"FTSE 100 slow to report on fight against modern slavery", 15 Oct 2016
Marks and Spencer and SABMiller, now part of Anheuser-Busch InBev, were the only two FTSE 100 companies so far to issue rigorous statements on their actions to combat the risk of modern slavery in their supply chains, a study has found...
... 27 groups in the FTSE 100 have reported under the Modern Slavery Act. Their statements were analysed and the companies scored on their actions and extent of their disclosure under the legislation, in a report by the Business & Human Rights Resource Centre.
The study concluded that most companies provide too little information on the structure and complexity of their supply chains. It says that without this crucial understanding their own operations, companies are unlikely to be able to take action on slavery — especially if they are global groups with complex supply chains.
- Related stories: At the Starting Line: FTSE 100 & the UK Modern Slavery Act

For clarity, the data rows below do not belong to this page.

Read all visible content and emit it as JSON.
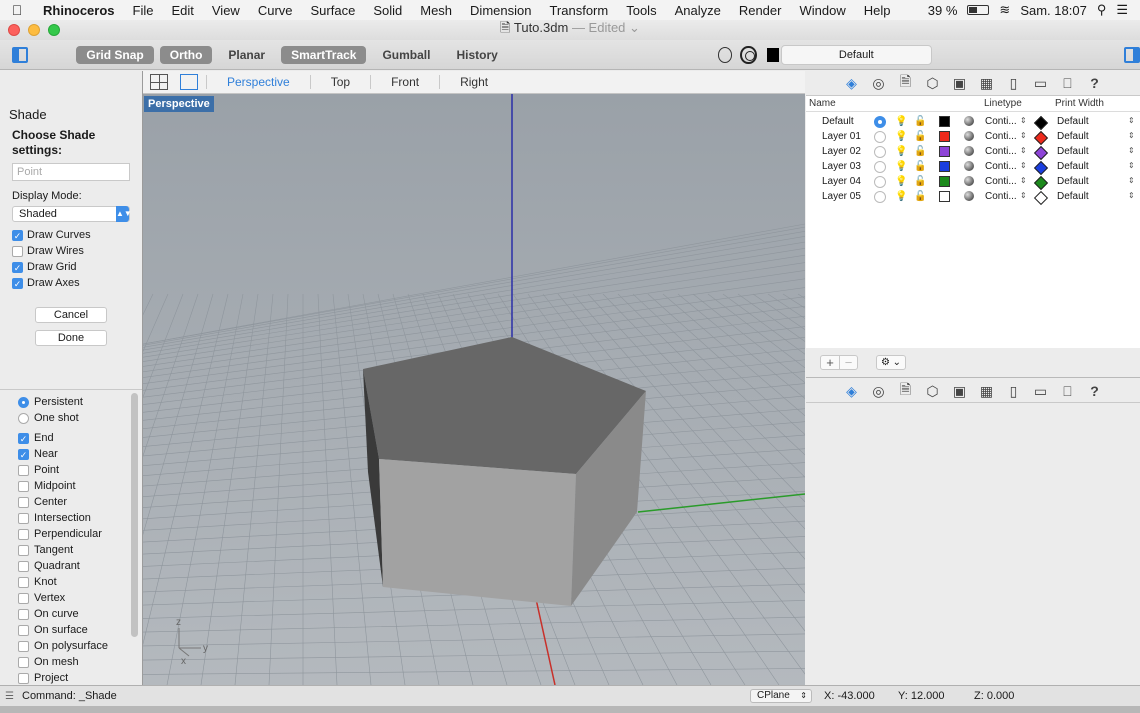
{
  "menubar": {
    "app_name": "Rhinoceros",
    "items": [
      "File",
      "Edit",
      "View",
      "Curve",
      "Surface",
      "Solid",
      "Mesh",
      "Dimension",
      "Transform",
      "Tools",
      "Analyze",
      "Render",
      "Window",
      "Help"
    ],
    "battery": "39 %",
    "clock": "Sam. 18:07"
  },
  "window": {
    "title": "Tuto.3dm",
    "edited": "— Edited"
  },
  "toolbar": {
    "grid_snap": "Grid Snap",
    "ortho": "Ortho",
    "planar": "Planar",
    "smarttrack": "SmartTrack",
    "gumball": "Gumball",
    "history": "History",
    "current_layer": "Default"
  },
  "shade_panel": {
    "title": "Shade",
    "heading": "Choose Shade settings:",
    "point_placeholder": "Point",
    "display_mode_label": "Display Mode:",
    "display_mode_value": "Shaded",
    "options": [
      {
        "label": "Draw Curves",
        "checked": true
      },
      {
        "label": "Draw Wires",
        "checked": false
      },
      {
        "label": "Draw Grid",
        "checked": true
      },
      {
        "label": "Draw Axes",
        "checked": true
      }
    ],
    "cancel": "Cancel",
    "done": "Done"
  },
  "osnap": {
    "modes": [
      {
        "label": "Persistent",
        "selected": true
      },
      {
        "label": "One shot",
        "selected": false
      }
    ],
    "snaps": [
      {
        "label": "End",
        "checked": true
      },
      {
        "label": "Near",
        "checked": true
      },
      {
        "label": "Point",
        "checked": false
      },
      {
        "label": "Midpoint",
        "checked": false
      },
      {
        "label": "Center",
        "checked": false
      },
      {
        "label": "Intersection",
        "checked": false
      },
      {
        "label": "Perpendicular",
        "checked": false
      },
      {
        "label": "Tangent",
        "checked": false
      },
      {
        "label": "Quadrant",
        "checked": false
      },
      {
        "label": "Knot",
        "checked": false
      },
      {
        "label": "Vertex",
        "checked": false
      },
      {
        "label": "On curve",
        "checked": false
      },
      {
        "label": "On surface",
        "checked": false
      },
      {
        "label": "On polysurface",
        "checked": false
      },
      {
        "label": "On mesh",
        "checked": false
      },
      {
        "label": "Project",
        "checked": false
      }
    ]
  },
  "viewport": {
    "tabs": [
      "Perspective",
      "Top",
      "Front",
      "Right"
    ],
    "active_tab": "Perspective",
    "label": "Perspective",
    "axis_labels": {
      "z": "z",
      "y": "y",
      "x": "x"
    }
  },
  "layers": {
    "headers": {
      "name": "Name",
      "linetype": "Linetype",
      "print_width": "Print Width"
    },
    "rows": [
      {
        "name": "Default",
        "current": true,
        "color": "#000000",
        "linetype": "Conti...",
        "print_width": "Default"
      },
      {
        "name": "Layer 01",
        "current": false,
        "color": "#ee2a1c",
        "linetype": "Conti...",
        "print_width": "Default"
      },
      {
        "name": "Layer 02",
        "current": false,
        "color": "#8e44d8",
        "linetype": "Conti...",
        "print_width": "Default"
      },
      {
        "name": "Layer 03",
        "current": false,
        "color": "#1a3ee0",
        "linetype": "Conti...",
        "print_width": "Default"
      },
      {
        "name": "Layer 04",
        "current": false,
        "color": "#1c8a1c",
        "linetype": "Conti...",
        "print_width": "Default"
      },
      {
        "name": "Layer 05",
        "current": false,
        "color": "#ffffff",
        "linetype": "Conti...",
        "print_width": "Default"
      }
    ]
  },
  "statusbar": {
    "command": "Command: _Shade",
    "cplane": "CPlane",
    "x": "X: -43.000",
    "y": "Y: 12.000",
    "z": "Z: 0.000"
  },
  "colors": {
    "accent": "#2f7fd9",
    "viewport_bg": "#a7adb3",
    "grid": "#8f969d",
    "solid_top": "#676767",
    "solid_front": "#a2a2a2",
    "solid_side": "#8a8a8a"
  }
}
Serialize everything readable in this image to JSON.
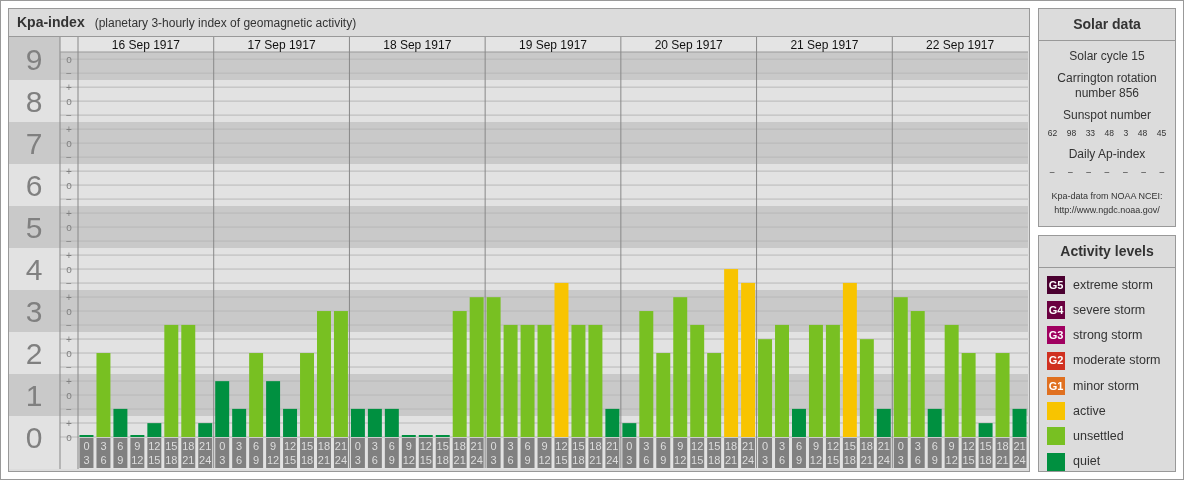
{
  "kpa_panel": {
    "title": "Kpa-index",
    "subtitle": "(planetary 3-hourly index of geomagnetic activity)",
    "sublevel_marks": [
      "o",
      "−",
      "+",
      "o",
      "−",
      "+",
      "o",
      "−",
      "+",
      "o",
      "−",
      "+",
      "o",
      "−",
      "+",
      "o",
      "−",
      "+",
      "o",
      "−",
      "+",
      "o",
      "−",
      "+",
      "o",
      "−",
      "+",
      "o"
    ],
    "days": [
      "16 Sep 1917",
      "17 Sep 1917",
      "18 Sep 1917",
      "19 Sep 1917",
      "20 Sep 1917",
      "21 Sep 1917",
      "22 Sep 1917"
    ],
    "chart_data": {
      "type": "bar",
      "grid": true,
      "ylim": [
        0,
        9.17
      ],
      "yticks": [
        0,
        1,
        2,
        3,
        4,
        5,
        6,
        7,
        8,
        9
      ],
      "categories": [
        "0 3",
        "3 6",
        "6 9",
        "9 12",
        "12 15",
        "15 18",
        "18 21",
        "21 24",
        "0 3",
        "3 6",
        "6 9",
        "9 12",
        "12 15",
        "15 18",
        "18 21",
        "21 24",
        "0 3",
        "3 6",
        "6 9",
        "9 12",
        "12 15",
        "15 18",
        "18 21",
        "21 24",
        "0 3",
        "3 6",
        "6 9",
        "9 12",
        "12 15",
        "15 18",
        "18 21",
        "21 24",
        "0 3",
        "3 6",
        "6 9",
        "9 12",
        "12 15",
        "15 18",
        "18 21",
        "21 24",
        "0 3",
        "3 6",
        "6 9",
        "9 12",
        "12 15",
        "15 18",
        "18 21",
        "21 24",
        "0 3",
        "3 6",
        "6 9",
        "9 12",
        "12 15",
        "15 18",
        "18 21",
        "21 24"
      ],
      "series": [
        {
          "color": "#f8c400",
          "values": [
            null,
            null,
            null,
            null,
            null,
            null,
            null,
            null,
            null,
            null,
            null,
            null,
            null,
            null,
            null,
            null,
            null,
            null,
            null,
            null,
            null,
            null,
            null,
            null,
            null,
            null,
            null,
            null,
            3.67,
            null,
            null,
            null,
            null,
            null,
            null,
            null,
            null,
            null,
            4,
            3.67,
            null,
            null,
            null,
            null,
            null,
            3.67,
            null,
            null,
            null,
            null,
            null,
            null,
            null,
            null,
            null,
            null
          ]
        },
        {
          "color": "#78c022",
          "values": [
            null,
            2,
            null,
            null,
            null,
            2.67,
            2.67,
            null,
            null,
            null,
            2,
            null,
            null,
            2,
            3,
            3,
            null,
            null,
            null,
            null,
            null,
            null,
            3,
            3.33,
            3.33,
            2.67,
            2.67,
            2.67,
            null,
            2.67,
            2.67,
            null,
            null,
            3,
            2,
            3.33,
            2.67,
            2,
            null,
            null,
            2.33,
            2.67,
            null,
            2.67,
            2.67,
            null,
            2.33,
            null,
            3.33,
            3,
            null,
            2.67,
            2,
            null,
            2,
            null
          ]
        },
        {
          "color": "#009040",
          "values": [
            0,
            null,
            0.67,
            0,
            0.33,
            null,
            null,
            0.33,
            1.33,
            0.67,
            null,
            1.33,
            0.67,
            null,
            null,
            null,
            0.67,
            0.67,
            0.67,
            0,
            0,
            0,
            null,
            null,
            null,
            null,
            null,
            null,
            null,
            null,
            null,
            0.67,
            0.33,
            null,
            null,
            null,
            null,
            null,
            null,
            null,
            null,
            null,
            0.67,
            null,
            null,
            null,
            null,
            0.67,
            null,
            null,
            0.67,
            null,
            null,
            0.33,
            null,
            0.67
          ]
        }
      ]
    }
  },
  "solar_panel": {
    "title": "Solar data",
    "solar_cycle": "Solar cycle 15",
    "carrington": "Carrington rotation number 856",
    "sunspot_heading": "Sunspot number",
    "sunspot_numbers": [
      "62",
      "98",
      "33",
      "48",
      "3",
      "48",
      "45"
    ],
    "ap_heading": "Daily Ap-index",
    "ap_values": [
      "–",
      "–",
      "–",
      "–",
      "–",
      "–",
      "–"
    ],
    "source": "Kpa-data from NOAA NCEI:",
    "source_url": "http://www.ngdc.noaa.gov/"
  },
  "activity_levels": {
    "title": "Activity levels",
    "items": [
      {
        "badge": "G5",
        "label": "extreme storm",
        "color": "#4a0030"
      },
      {
        "badge": "G4",
        "label": "severe storm",
        "color": "#6a0040"
      },
      {
        "badge": "G3",
        "label": "strong storm",
        "color": "#a00060"
      },
      {
        "badge": "G2",
        "label": "moderate storm",
        "color": "#d03020"
      },
      {
        "badge": "G1",
        "label": "minor storm",
        "color": "#e07020"
      },
      {
        "label": "active",
        "color": "#f8c400"
      },
      {
        "label": "unsettled",
        "color": "#78c022"
      },
      {
        "label": "quiet",
        "color": "#009040"
      }
    ]
  }
}
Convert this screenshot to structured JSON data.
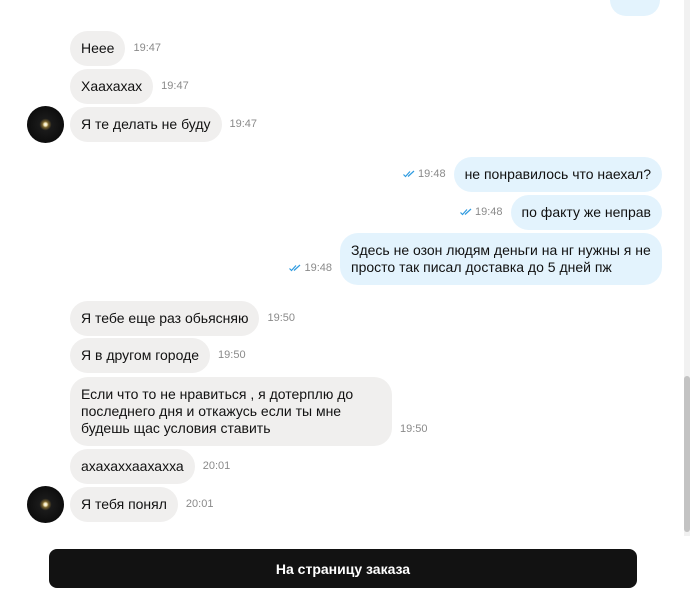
{
  "chat": {
    "messages": [
      {
        "text": "Неее",
        "time": "19:47"
      },
      {
        "text": "Хаахахах",
        "time": "19:47"
      },
      {
        "text": "Я те делать не буду",
        "time": "19:47"
      },
      {
        "text": "не понравилось что наехал?",
        "time": "19:48"
      },
      {
        "text": "по факту же неправ",
        "time": "19:48"
      },
      {
        "text": "Здесь не озон людям деньги на нг нужны я не просто так писал доставка до 5 дней пж",
        "time": "19:48"
      },
      {
        "text": "Я тебе еще раз обьясняю",
        "time": "19:50"
      },
      {
        "text": "Я в другом городе",
        "time": "19:50"
      },
      {
        "text": "Если что то не нравиться , я дотерплю до последнего дня и откажусь если ты мне будешь щас условия ставить",
        "time": "19:50"
      },
      {
        "text": "ахахаххаахахха",
        "time": "20:01"
      },
      {
        "text": "Я тебя понял",
        "time": "20:01"
      }
    ]
  },
  "footer": {
    "order_button": "На страницу заказа"
  },
  "colors": {
    "incoming": "#f0efee",
    "outgoing": "#e3f3fd",
    "read_ticks": "#2f9be0",
    "button": "#121212"
  },
  "icons": {
    "read_status": "double-check-icon",
    "avatar": "avatar-image"
  }
}
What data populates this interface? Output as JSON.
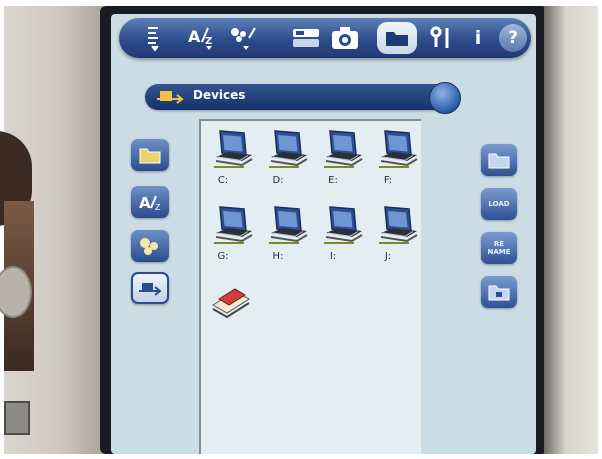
{
  "toolbar": {
    "items": [
      {
        "name": "list-sort-icon",
        "glyph": "⇞"
      },
      {
        "name": "az-sort-icon",
        "glyph": "A/"
      },
      {
        "name": "flowers-icon",
        "glyph": "✿"
      },
      {
        "name": "toggle-icon",
        "glyph": "▭"
      },
      {
        "name": "camera-icon",
        "glyph": "◙"
      },
      {
        "name": "folder-icon",
        "glyph": ""
      },
      {
        "name": "settings-icon",
        "glyph": "8|"
      },
      {
        "name": "info-icon",
        "glyph": "i"
      },
      {
        "name": "help-icon",
        "glyph": "?"
      }
    ],
    "active": "folder-icon"
  },
  "location": {
    "label": "Devices"
  },
  "drives": [
    "C:",
    "D:",
    "E:",
    "F:",
    "G:",
    "H:",
    "I:",
    "J:"
  ],
  "right_buttons": {
    "load": "LOAD",
    "rename_line1": "RE",
    "rename_line2": "NAME"
  },
  "colors": {
    "accent": "#2c4c8c",
    "screen_bg": "#ccdce4",
    "pane_bg": "#e3eef3"
  }
}
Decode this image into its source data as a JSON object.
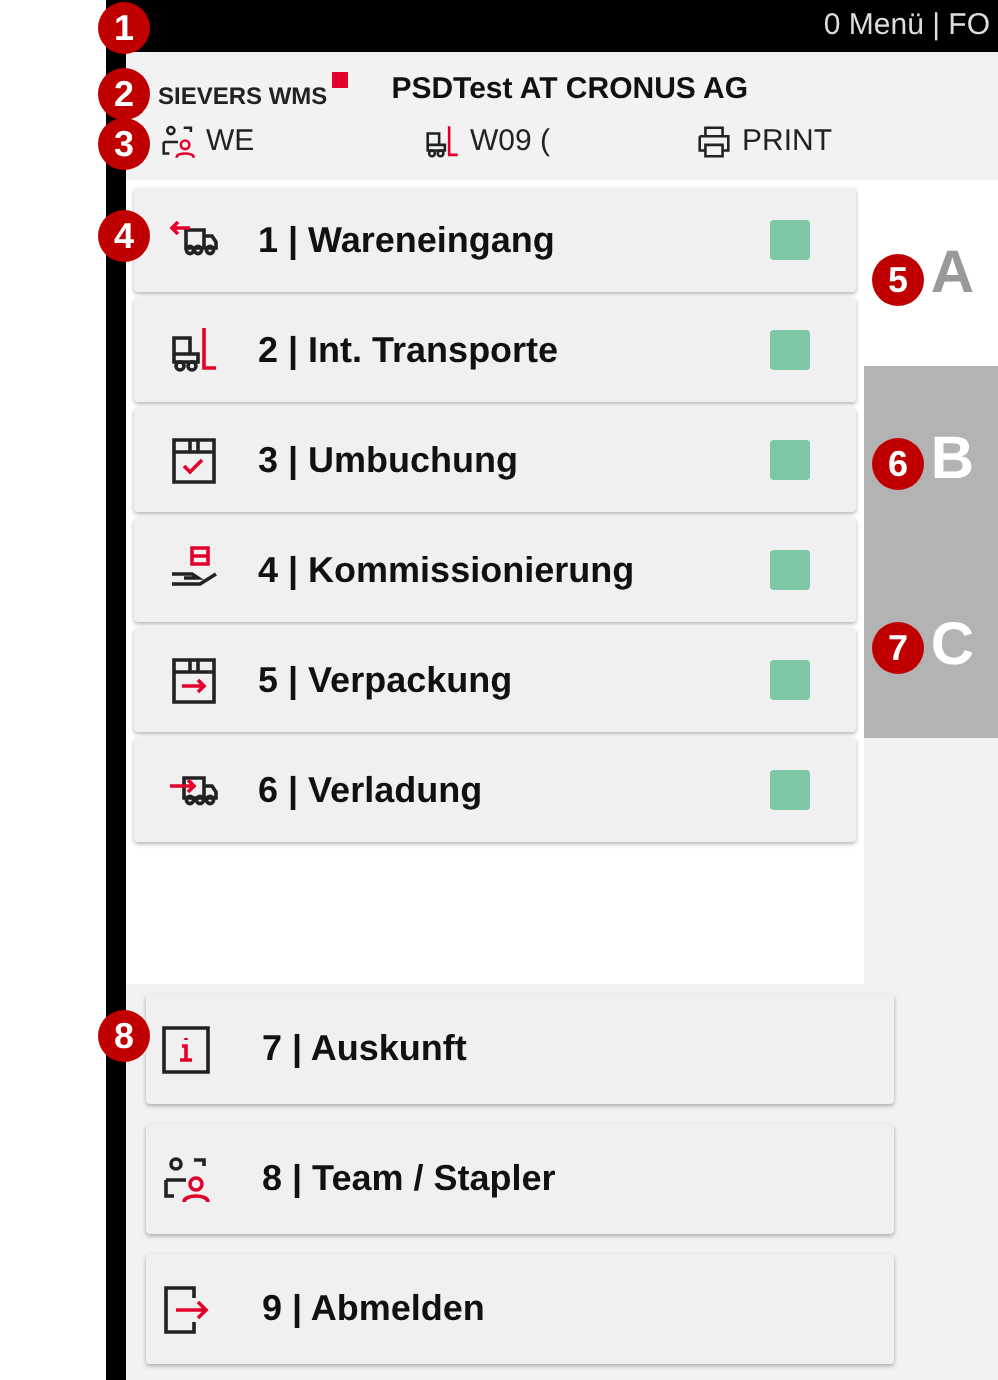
{
  "top_bar": {
    "text": "0 Menü | FO"
  },
  "header": {
    "brand": "SIEVERS WMS",
    "title": "PSDTest AT CRONUS AG",
    "info": [
      {
        "kind": "team",
        "text": "WE"
      },
      {
        "kind": "forklift",
        "text": "W09 ("
      },
      {
        "kind": "printer",
        "text": "PRINT"
      }
    ]
  },
  "menu_items": [
    {
      "kind": "inbound",
      "label": "1 | Wareneingang",
      "color": "#7dc7a4"
    },
    {
      "kind": "forklift",
      "label": "2 | Int. Transporte",
      "color": "#7dc7a4"
    },
    {
      "kind": "box-check",
      "label": "3 | Umbuchung",
      "color": "#7dc7a4"
    },
    {
      "kind": "picking",
      "label": "4 | Kommissionierung",
      "color": "#7dc7a4"
    },
    {
      "kind": "box-arrow",
      "label": "5 | Verpackung",
      "color": "#7dc7a4"
    },
    {
      "kind": "outbound",
      "label": "6 | Verladung",
      "color": "#7dc7a4"
    }
  ],
  "side_tabs": [
    {
      "label": "A",
      "selected": true
    },
    {
      "label": "B",
      "selected": false
    },
    {
      "label": "C",
      "selected": false
    }
  ],
  "bottom_items": [
    {
      "kind": "info",
      "label": "7 | Auskunft"
    },
    {
      "kind": "team",
      "label": "8 | Team / Stapler"
    },
    {
      "kind": "logout",
      "label": "9 | Abmelden"
    }
  ],
  "markers": [
    {
      "label": "1"
    },
    {
      "label": "2"
    },
    {
      "label": "3"
    },
    {
      "label": "4"
    },
    {
      "label": "5"
    },
    {
      "label": "6"
    },
    {
      "label": "7"
    },
    {
      "label": "8"
    }
  ]
}
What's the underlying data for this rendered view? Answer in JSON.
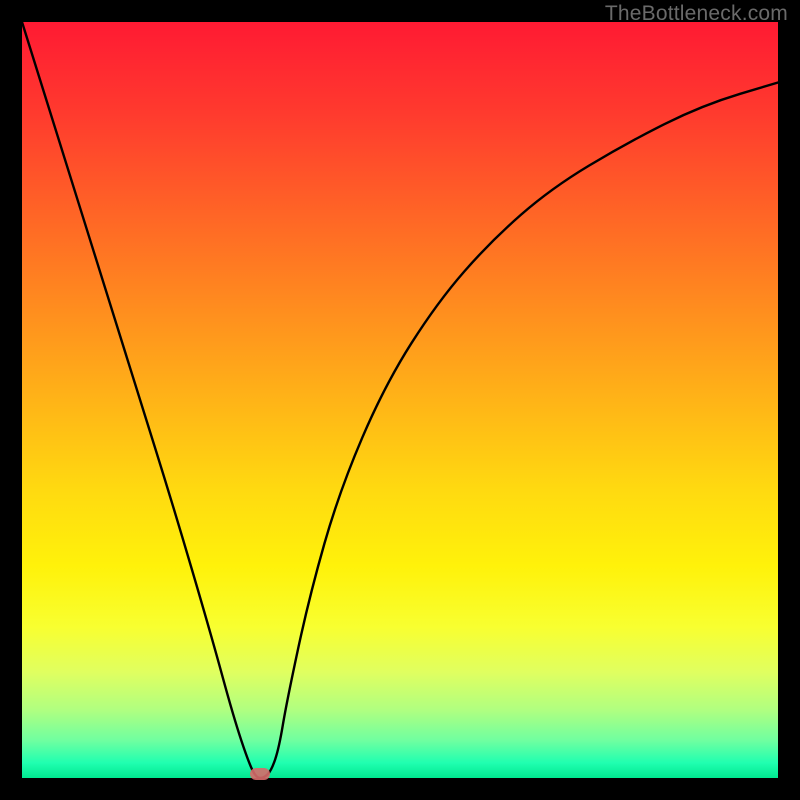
{
  "watermark": "TheBottleneck.com",
  "chart_data": {
    "type": "line",
    "title": "",
    "xlabel": "",
    "ylabel": "",
    "xlim": [
      0,
      100
    ],
    "ylim": [
      0,
      100
    ],
    "series": [
      {
        "name": "curve",
        "x": [
          0,
          5,
          10,
          15,
          20,
          25,
          28,
          30,
          31,
          32,
          33,
          34,
          35,
          38,
          42,
          48,
          55,
          62,
          70,
          80,
          90,
          100
        ],
        "values": [
          100,
          84,
          68,
          52,
          36,
          19,
          8,
          2,
          0,
          0,
          1,
          4,
          10,
          24,
          38,
          52,
          63,
          71,
          78,
          84,
          89,
          92
        ]
      }
    ],
    "marker": {
      "x": 31.5,
      "y": 0
    },
    "background": "red-yellow-green vertical gradient",
    "grid": false,
    "legend": false
  }
}
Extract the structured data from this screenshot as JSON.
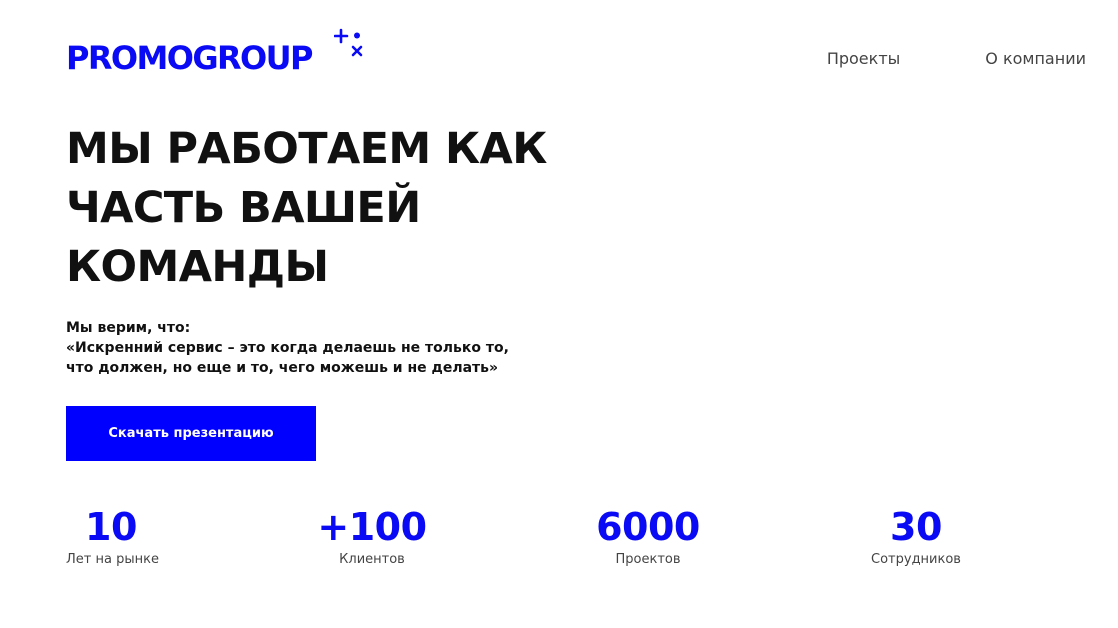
{
  "header": {
    "logo_text": "PROMOGROUP",
    "brand_color": "#0a0af5",
    "nav": [
      {
        "label": "Проекты"
      },
      {
        "label": "О компании"
      }
    ]
  },
  "hero": {
    "title_lines": [
      "МЫ РАБОТАЕМ КАК",
      "ЧАСТЬ ВАШЕЙ",
      "КОМАНДЫ"
    ],
    "belief_lines": [
      "Мы верим, что:",
      "«Искренний сервис – это когда делаешь не только то,",
      "что должен, но еще и то, чего можешь и не делать»"
    ],
    "cta_label": "Скачать презентацию",
    "cta_color": "#0000ff"
  },
  "stats": [
    {
      "value": "10",
      "label": "Лет на рынке"
    },
    {
      "value": "+100",
      "label": "Клиентов"
    },
    {
      "value": "6000",
      "label": "Проектов"
    },
    {
      "value": "30",
      "label": "Сотрудников"
    }
  ]
}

- Related companies: Marks & Spencer SABMiller (part of Anheuser-Busch InBev)